I loved school but I particularly loved Mr Stafford’s Grade 5 and 6 classes. He must have been a very good teacher. He was very old of course, at least 40. He lived near us in Byron Street and we sometimes saw him walking home from the bus in his check sports coat, leather case in hand.
An important aspect of Grade 6 was Temperance Physiology and the signing of The Pledge. It seemed as if every morning began with:
‘Our bodies are made of millions of tiny cells………..’ This was the first sentence in our Temperance Physiology exercise book. Mr Stafford was a staunch teetotaller. We knew for instance that not a drop of alcohol had ever passed his lips, so he would have been very much in favour of teaching from the book, Temperance for Schools, approved for use by Victorian Education Department.
Reading the Preface to this book it seems like something from a distant age. I suppose it was! Suburban, white, mono cultural, Melbourne in the 1950’s
Our Temperance Physiology classes warned us of the evils of alcohol and the dangers that lay in wait for the unwary who indulged. I can remember with great gusto drawing an illustration in my exercise book of a wretched drunken man raising a fist to his cowering wife and children. Embellishments were a broken beer bottle on the ground and a trim policeman standing sternly at the door.
Towards the end of the year we sat for the Temperance Physiology Exam and if we passed it was presumed we were saved and we received a glorious shiny certificate from the Independent Order of the Rechabites.
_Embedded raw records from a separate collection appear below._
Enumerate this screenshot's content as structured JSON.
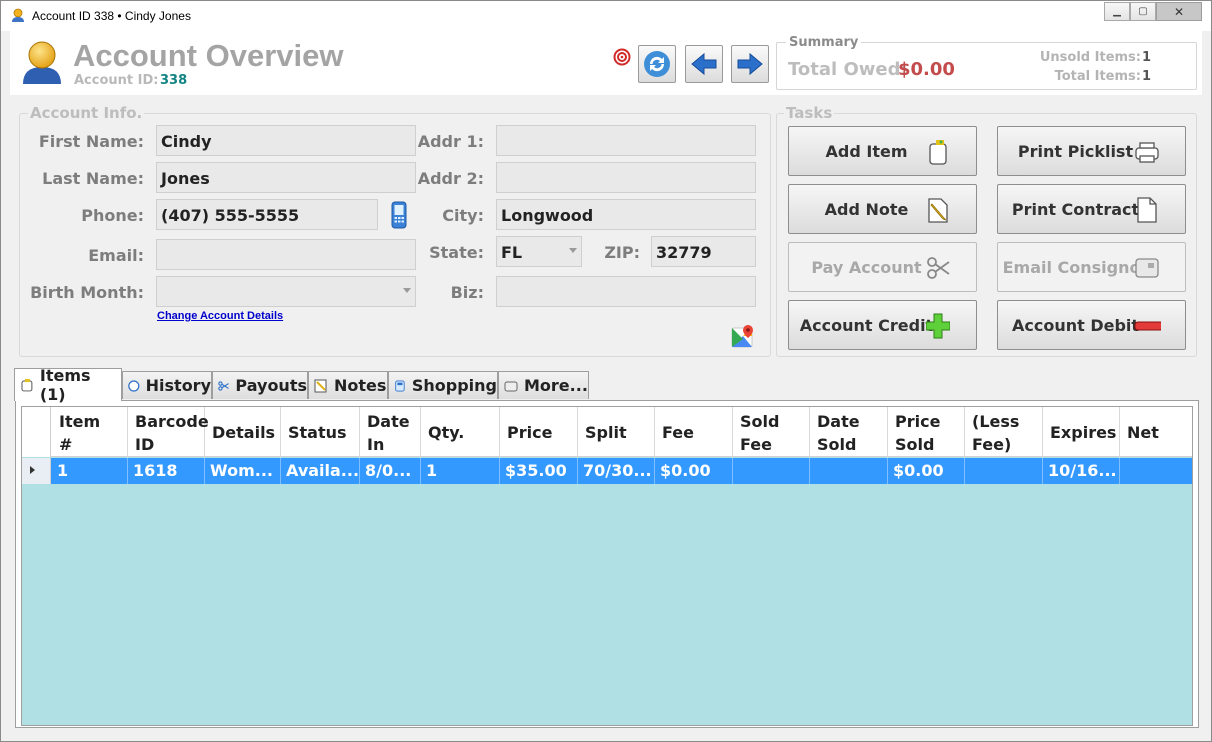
{
  "window": {
    "title": "Account ID 338 • Cindy Jones"
  },
  "header": {
    "title": "Account Overview",
    "account_id_label": "Account ID:",
    "account_id": "338"
  },
  "summary": {
    "legend": "Summary",
    "total_owed_label": "Total Owed:",
    "total_owed": "$0.00",
    "unsold_label": "Unsold Items:",
    "unsold": "1",
    "total_items_label": "Total Items:",
    "total_items": "1"
  },
  "account_info": {
    "legend": "Account Info.",
    "first_name_label": "First Name:",
    "first_name": "Cindy",
    "last_name_label": "Last Name:",
    "last_name": "Jones",
    "phone_label": "Phone:",
    "phone": "(407) 555-5555",
    "email_label": "Email:",
    "email": "",
    "birth_month_label": "Birth Month:",
    "birth_month": "",
    "addr1_label": "Addr 1:",
    "addr1": "",
    "addr2_label": "Addr 2:",
    "addr2": "",
    "city_label": "City:",
    "city": "Longwood",
    "state_label": "State:",
    "state": "FL",
    "zip_label": "ZIP:",
    "zip": "32779",
    "biz_label": "Biz:",
    "biz": "",
    "change_link": "Change Account Details"
  },
  "tasks": {
    "legend": "Tasks",
    "add_item": "Add Item",
    "print_picklist": "Print Picklist",
    "add_note": "Add Note",
    "print_contract": "Print Contract",
    "pay_account": "Pay Account",
    "email_consignor": "Email Consignor",
    "account_credit": "Account Credit",
    "account_debit": "Account Debit"
  },
  "tabs": [
    "Items (1)",
    "History",
    "Payouts",
    "Notes",
    "Shopping",
    "More..."
  ],
  "table": {
    "headers": [
      [
        "Item",
        "#"
      ],
      [
        "Barcode",
        "ID"
      ],
      [
        "Details",
        ""
      ],
      [
        "Status",
        ""
      ],
      [
        "Date",
        "In"
      ],
      [
        "Qty.",
        ""
      ],
      [
        "Price",
        ""
      ],
      [
        "Split",
        ""
      ],
      [
        "Fee",
        ""
      ],
      [
        "Sold",
        "Fee"
      ],
      [
        "Date",
        "Sold"
      ],
      [
        "Price",
        "Sold"
      ],
      [
        "(Less",
        "Fee)"
      ],
      [
        "Expires",
        ""
      ],
      [
        "Net",
        ""
      ]
    ],
    "rows": [
      [
        "1",
        "1618",
        "Wom...",
        "Availa...",
        "8/0...",
        "1",
        "$35.00",
        "70/30...",
        "$0.00",
        "",
        "",
        "$0.00",
        "",
        "10/16...",
        ""
      ]
    ]
  },
  "colors": {
    "accent": "#3399ff",
    "grid_bg": "#b0dfe4",
    "owed": "#c44b4b",
    "id": "#138484"
  }
}
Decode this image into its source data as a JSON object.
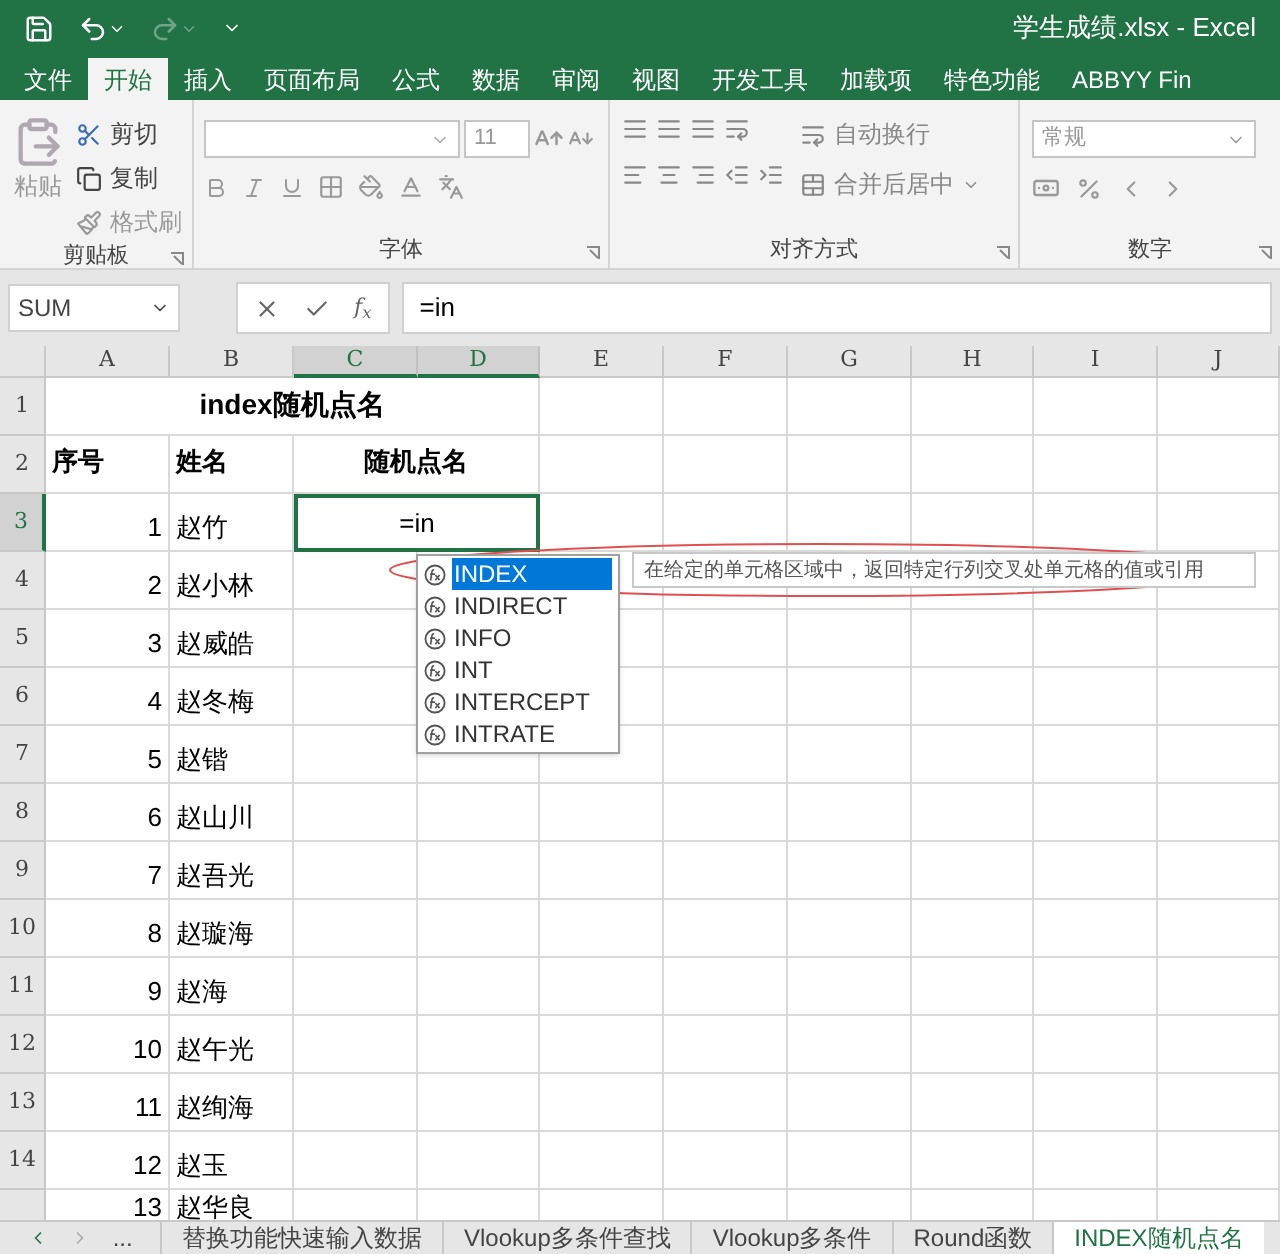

Another highlight was Poetry Anthology. Not only did we copy the poem in our best writhing into our Poetry Anthology book, but we also illustrated each poem. Of course I loved using my Derwent pencils to draw the Lady of Shallot floating down the river golden tresses trailing around her lifeless body. We also recited poems and Margaret and I, to this day, can still recite the first verse of several of the poems learnt in Grade 6, precisely as taught to both of us, (in separate years) by Mr Stafford.